From the data below, repeat everything exactly except the images.

--- Material provided ---

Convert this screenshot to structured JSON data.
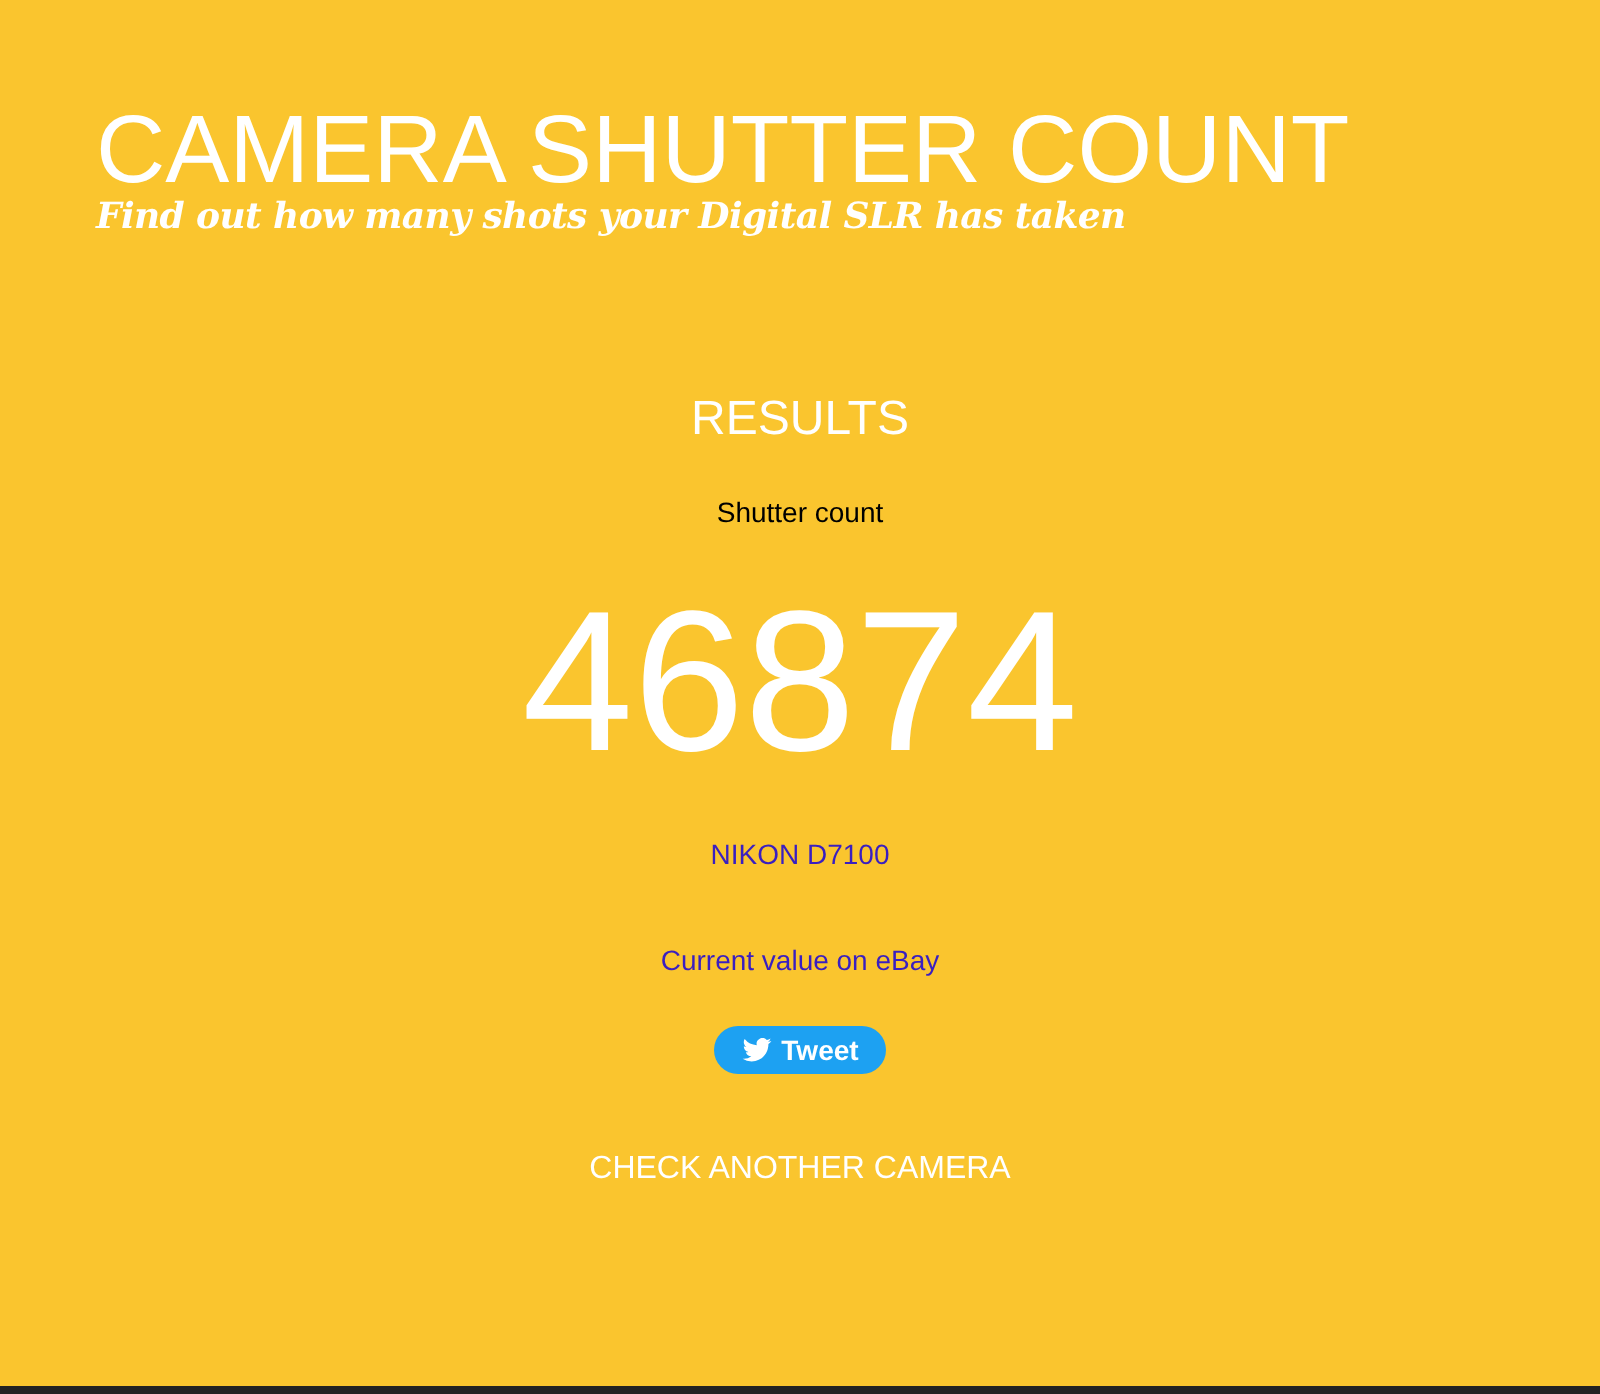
{
  "header": {
    "title": "CAMERA SHUTTER COUNT",
    "subtitle": "Find out how many shots your Digital SLR has taken"
  },
  "results": {
    "heading": "RESULTS",
    "label": "Shutter count",
    "count": "46874",
    "camera_link": "NIKON D7100",
    "ebay_link": "Current value on eBay",
    "tweet_button": "Tweet",
    "check_another": "CHECK ANOTHER CAMERA"
  }
}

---

| Output of the task |
Convert this screenshot to structured JSON data.
{
  "header": {
    "title": "CAMERA SHUTTER COUNT",
    "subtitle": "Find out how many shots your Digital SLR has taken"
  },
  "results": {
    "heading": "RESULTS",
    "label": "Shutter count",
    "count": "46874",
    "camera_link": "NIKON D7100",
    "ebay_link": "Current value on eBay",
    "tweet_button": "Tweet",
    "check_another": "CHECK ANOTHER CAMERA"
  }
}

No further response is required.